Start of SUPPLIED RECORDS

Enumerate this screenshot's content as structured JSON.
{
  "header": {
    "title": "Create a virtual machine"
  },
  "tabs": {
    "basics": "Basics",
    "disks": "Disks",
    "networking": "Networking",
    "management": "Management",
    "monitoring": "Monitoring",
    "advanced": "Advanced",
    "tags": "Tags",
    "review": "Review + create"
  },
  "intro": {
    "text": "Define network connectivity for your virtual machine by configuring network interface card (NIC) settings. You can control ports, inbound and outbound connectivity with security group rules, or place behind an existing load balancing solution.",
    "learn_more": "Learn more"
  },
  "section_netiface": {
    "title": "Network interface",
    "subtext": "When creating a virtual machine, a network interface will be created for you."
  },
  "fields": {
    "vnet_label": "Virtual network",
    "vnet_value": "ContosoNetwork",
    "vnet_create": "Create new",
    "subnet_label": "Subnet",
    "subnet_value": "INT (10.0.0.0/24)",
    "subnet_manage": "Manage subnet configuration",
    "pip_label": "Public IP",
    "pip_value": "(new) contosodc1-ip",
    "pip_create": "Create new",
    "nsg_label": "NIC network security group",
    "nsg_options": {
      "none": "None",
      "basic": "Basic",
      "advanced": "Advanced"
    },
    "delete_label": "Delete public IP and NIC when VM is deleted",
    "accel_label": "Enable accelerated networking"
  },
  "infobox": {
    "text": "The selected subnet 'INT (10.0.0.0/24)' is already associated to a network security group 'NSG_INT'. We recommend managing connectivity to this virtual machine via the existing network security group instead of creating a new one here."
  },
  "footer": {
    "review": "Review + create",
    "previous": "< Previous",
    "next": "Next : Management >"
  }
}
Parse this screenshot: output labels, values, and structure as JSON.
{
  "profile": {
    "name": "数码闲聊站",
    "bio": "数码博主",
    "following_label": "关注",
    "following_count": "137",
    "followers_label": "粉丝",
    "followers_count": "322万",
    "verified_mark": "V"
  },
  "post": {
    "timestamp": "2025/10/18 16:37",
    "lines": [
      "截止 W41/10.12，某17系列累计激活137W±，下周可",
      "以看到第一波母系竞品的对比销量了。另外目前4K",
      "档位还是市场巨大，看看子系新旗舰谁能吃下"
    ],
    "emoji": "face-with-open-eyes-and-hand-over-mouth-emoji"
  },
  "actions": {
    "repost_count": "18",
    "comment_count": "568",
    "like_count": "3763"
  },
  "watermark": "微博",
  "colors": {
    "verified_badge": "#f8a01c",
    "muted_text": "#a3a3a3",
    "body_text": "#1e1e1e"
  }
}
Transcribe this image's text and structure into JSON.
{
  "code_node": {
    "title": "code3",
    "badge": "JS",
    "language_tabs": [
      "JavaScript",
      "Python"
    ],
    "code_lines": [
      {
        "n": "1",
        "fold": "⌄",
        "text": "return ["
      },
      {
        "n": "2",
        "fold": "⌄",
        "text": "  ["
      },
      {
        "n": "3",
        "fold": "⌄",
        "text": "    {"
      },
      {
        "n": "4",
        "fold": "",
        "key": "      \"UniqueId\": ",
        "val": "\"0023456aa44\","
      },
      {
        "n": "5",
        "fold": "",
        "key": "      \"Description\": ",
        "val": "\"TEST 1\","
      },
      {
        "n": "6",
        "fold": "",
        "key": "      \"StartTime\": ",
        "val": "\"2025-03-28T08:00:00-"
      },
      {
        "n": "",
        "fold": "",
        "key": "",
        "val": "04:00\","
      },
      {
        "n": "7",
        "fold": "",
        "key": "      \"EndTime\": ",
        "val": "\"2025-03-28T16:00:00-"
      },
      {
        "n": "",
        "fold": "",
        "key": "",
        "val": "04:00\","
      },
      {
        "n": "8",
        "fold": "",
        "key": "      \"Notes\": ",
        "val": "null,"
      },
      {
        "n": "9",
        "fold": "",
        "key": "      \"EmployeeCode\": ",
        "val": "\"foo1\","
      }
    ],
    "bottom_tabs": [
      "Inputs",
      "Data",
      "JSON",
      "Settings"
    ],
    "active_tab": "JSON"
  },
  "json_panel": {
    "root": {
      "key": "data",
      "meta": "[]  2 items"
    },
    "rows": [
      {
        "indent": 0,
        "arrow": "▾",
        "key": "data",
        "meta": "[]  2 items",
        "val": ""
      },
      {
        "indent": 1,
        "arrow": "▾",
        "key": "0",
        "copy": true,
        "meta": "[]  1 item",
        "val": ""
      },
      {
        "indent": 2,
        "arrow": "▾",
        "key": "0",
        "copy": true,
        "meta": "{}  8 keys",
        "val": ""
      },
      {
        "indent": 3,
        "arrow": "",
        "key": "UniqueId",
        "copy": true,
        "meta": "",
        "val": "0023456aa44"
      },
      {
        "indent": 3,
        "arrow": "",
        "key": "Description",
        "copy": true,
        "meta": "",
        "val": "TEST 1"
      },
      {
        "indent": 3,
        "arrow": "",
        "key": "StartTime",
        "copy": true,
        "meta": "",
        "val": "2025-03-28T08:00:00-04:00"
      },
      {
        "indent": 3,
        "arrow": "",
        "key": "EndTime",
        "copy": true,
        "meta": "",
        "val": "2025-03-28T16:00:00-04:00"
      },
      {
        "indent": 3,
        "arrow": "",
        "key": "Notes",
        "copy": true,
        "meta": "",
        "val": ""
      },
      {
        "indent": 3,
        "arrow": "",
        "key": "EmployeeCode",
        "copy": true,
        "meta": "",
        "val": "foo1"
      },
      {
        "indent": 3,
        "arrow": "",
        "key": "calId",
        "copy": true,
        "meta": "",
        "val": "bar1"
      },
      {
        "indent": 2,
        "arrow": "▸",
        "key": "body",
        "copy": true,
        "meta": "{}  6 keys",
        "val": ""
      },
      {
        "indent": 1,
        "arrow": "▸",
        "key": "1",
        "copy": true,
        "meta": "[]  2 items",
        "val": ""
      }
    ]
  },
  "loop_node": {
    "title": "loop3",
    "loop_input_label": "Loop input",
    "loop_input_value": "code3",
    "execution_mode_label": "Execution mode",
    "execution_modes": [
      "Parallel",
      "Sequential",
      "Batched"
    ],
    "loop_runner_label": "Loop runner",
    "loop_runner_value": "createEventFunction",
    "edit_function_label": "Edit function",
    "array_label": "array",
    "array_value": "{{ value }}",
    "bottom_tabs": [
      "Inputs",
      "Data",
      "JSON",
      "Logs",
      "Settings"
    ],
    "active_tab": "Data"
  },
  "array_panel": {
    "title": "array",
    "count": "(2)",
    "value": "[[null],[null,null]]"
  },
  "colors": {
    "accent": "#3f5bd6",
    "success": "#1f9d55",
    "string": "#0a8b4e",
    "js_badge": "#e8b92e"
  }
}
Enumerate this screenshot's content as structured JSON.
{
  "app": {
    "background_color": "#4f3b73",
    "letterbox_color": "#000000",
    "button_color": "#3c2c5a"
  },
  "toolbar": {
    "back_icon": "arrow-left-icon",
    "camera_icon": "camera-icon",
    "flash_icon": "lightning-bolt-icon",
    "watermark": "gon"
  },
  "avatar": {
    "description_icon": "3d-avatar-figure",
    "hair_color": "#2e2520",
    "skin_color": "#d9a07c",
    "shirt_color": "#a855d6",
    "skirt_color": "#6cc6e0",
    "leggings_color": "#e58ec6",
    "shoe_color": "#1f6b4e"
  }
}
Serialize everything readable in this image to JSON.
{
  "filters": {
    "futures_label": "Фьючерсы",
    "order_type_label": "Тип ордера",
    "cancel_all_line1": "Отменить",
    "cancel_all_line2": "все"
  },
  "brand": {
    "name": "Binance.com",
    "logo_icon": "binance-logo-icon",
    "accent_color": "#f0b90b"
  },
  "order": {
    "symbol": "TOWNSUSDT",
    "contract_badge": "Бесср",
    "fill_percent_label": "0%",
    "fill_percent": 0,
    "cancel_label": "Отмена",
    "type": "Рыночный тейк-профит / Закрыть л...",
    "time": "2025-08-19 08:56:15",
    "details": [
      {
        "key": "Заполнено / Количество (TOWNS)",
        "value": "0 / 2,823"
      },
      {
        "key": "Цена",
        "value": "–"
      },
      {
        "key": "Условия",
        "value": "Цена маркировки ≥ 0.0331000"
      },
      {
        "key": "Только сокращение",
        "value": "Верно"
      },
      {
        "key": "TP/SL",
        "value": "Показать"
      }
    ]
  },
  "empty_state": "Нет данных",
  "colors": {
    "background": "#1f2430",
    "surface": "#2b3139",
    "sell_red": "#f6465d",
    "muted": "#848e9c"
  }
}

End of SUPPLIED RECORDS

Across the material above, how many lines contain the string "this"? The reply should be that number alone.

6